The role of the eDiscovery Practice Group attorney will evolve over the next 12 to 24 months with firms further investing in attorneys who can not only consult with clients and have billable hours but also manage a litigation support team. This combination of legalist, technologist and business manager will be a key ingredient for growing eDiscovery Practice Groups. This new role will displace many of the old school litigation support managers similar to how current managers displaced copy/scan managers in the 1990s.
The Cowen Group will include a question around this demand for eDiscovery Practice Group attorneys in our 2nd Quarter Critical Trends Survey which will be conducted in June of this year. In addition, we will be asking firms about their investment in information governance talent. These roles are becoming essential in law firms as more corporate clients begin to see a convergence of eDiscovery and information governance in their organizations.
Trends to Watch: Vendor Landscape
Vendors are creating new positions faster than any other segment of the market and will continue to do so at an accelerated rate in 2013. This will put additional upward pressure on litigation support salaries and compensation in 2013. In order to be competitive and gain further market advantage, forward thinking and ambitious vendors will create a more corporatized work environment, better training and career management for their employees. Thus increasing their ability to hire and retain the best and the brightest.
The Cowen Group projects 175 new eDiscovery positions will be created at vendors in 2013. As these vendors gain momentum and market share, they will develop even better training programs for new new talent.
What Happens Next?
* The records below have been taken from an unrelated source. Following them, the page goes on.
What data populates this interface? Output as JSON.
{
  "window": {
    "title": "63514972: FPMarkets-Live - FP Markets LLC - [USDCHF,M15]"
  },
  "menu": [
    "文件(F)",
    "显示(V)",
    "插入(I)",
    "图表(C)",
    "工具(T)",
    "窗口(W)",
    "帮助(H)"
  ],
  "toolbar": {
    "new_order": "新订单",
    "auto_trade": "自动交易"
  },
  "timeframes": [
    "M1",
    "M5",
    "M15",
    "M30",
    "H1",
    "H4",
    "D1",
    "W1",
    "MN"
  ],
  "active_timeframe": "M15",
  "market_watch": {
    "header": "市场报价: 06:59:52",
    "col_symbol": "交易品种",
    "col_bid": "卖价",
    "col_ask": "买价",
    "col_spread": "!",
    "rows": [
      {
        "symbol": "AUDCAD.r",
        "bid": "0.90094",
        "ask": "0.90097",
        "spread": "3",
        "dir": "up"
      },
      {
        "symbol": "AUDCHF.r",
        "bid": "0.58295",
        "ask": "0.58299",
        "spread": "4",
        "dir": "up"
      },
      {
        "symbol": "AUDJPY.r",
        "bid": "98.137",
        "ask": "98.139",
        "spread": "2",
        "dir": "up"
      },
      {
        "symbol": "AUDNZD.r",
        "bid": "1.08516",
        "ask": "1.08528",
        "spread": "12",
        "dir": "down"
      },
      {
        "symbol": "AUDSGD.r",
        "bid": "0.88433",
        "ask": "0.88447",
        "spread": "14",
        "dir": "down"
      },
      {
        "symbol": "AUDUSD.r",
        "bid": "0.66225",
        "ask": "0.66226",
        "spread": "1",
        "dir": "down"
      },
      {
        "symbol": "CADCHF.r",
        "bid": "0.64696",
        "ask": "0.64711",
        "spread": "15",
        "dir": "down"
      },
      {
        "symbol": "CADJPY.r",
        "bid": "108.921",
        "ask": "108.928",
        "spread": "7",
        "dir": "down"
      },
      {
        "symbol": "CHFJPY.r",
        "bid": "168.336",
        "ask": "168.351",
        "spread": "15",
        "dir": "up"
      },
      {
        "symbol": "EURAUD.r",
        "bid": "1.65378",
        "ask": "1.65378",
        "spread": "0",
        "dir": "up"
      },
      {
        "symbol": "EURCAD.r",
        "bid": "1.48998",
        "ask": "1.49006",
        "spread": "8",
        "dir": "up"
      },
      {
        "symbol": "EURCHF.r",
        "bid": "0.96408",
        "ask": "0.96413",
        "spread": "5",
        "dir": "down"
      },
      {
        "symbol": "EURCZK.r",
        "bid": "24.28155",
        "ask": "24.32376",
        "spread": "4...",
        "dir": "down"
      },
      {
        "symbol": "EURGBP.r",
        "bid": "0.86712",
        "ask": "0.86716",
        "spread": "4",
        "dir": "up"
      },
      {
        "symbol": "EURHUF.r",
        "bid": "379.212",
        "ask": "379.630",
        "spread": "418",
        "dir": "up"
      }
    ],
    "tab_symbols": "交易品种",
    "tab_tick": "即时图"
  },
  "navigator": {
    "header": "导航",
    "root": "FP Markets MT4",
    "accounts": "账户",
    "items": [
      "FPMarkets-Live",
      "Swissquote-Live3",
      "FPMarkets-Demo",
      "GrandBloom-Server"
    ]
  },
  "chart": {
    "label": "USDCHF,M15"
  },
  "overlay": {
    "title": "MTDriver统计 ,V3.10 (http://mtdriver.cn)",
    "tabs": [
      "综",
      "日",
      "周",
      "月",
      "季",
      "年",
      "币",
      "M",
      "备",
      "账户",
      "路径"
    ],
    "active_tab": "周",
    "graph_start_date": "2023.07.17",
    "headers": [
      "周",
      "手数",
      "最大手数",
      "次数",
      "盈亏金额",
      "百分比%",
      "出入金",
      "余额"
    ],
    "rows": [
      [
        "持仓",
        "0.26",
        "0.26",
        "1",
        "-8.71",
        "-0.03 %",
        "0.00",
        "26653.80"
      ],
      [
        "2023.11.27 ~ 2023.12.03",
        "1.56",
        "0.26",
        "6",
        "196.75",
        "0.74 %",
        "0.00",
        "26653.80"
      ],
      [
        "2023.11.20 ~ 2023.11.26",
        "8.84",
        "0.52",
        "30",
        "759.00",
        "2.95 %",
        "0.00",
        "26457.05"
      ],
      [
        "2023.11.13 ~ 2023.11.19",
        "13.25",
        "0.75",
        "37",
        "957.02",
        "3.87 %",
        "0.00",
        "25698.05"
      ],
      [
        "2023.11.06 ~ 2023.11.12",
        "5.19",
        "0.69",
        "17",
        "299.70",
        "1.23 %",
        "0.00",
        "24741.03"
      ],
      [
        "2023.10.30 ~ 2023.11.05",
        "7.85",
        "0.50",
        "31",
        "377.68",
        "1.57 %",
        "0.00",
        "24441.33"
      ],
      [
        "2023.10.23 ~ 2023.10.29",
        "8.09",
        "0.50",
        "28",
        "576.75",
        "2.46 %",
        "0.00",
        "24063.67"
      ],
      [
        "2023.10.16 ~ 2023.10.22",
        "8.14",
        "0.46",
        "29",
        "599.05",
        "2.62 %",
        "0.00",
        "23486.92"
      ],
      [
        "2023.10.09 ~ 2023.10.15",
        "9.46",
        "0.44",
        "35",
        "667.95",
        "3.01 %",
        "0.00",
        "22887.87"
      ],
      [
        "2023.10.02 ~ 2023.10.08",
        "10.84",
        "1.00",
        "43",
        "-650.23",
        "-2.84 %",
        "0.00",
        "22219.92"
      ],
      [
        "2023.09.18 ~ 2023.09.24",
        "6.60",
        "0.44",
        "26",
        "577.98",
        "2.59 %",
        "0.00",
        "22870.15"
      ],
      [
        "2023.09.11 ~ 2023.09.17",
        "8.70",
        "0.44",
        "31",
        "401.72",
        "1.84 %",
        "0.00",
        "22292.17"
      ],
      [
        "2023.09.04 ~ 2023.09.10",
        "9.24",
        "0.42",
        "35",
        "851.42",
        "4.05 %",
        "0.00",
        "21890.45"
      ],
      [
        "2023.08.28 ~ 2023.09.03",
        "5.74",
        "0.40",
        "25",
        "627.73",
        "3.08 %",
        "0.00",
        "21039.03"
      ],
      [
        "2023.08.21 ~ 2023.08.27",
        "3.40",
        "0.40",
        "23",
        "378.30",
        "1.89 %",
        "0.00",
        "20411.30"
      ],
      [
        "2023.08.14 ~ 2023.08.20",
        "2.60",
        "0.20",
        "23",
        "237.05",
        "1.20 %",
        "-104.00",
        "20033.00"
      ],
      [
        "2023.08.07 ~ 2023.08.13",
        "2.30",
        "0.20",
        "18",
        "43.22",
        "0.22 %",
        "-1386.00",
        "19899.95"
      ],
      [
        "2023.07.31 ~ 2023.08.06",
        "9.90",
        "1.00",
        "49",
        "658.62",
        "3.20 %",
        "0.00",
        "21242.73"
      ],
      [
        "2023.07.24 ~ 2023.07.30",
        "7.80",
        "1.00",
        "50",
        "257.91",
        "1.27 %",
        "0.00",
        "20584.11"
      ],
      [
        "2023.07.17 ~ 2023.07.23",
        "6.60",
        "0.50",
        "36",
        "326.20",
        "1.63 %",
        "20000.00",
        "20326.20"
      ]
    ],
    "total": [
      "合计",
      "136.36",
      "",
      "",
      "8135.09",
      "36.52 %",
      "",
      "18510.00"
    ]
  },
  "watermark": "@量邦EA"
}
What happens after what happens next? you may ask. From where I am sitting the rate of change in the eDiscovery industry is faster than most think. Data volumes are increasing and technology is evolving rapidly leaving you with ever-increasing career opportunities in the eDiscovery marketplace.
So here’s the payoff and the inspiration you have been waiting for. Whether you are a legalistic, technologist or project manager, executive or practice group partner your future looks remarkably promising right now. But you need to be an active participant in your own career advancement and acceleration. Invest in educating yourself around the newest technologies and services our industry offers. Seek the right certifications for your career such as Relativity Administrator, Lean Sigma or Project Manager Professional.
Take time to read the latest articles and blogs written by professionals in eDiscovery but also read business books that will help your career acceleration. If you haven’t read them already, I suggest you place The Innovator’s Dilemma by Clayton Christiansen and Tomorrow’s Lawyers by Richard Susskind at the top of your list today. Both of these reads are macro-economic in their approach and lay out a framework of thinking that you will recognize and be able to utilize immediately.
Finally, network and build valuable relationships. Find the right mentors and sponsors. I’m talking about the white knights that have propelled their careers by knowing what happens after what happens next and who will provide you with the right guidance to move your career to the next level.
What happens after what happens next is now completely up to you.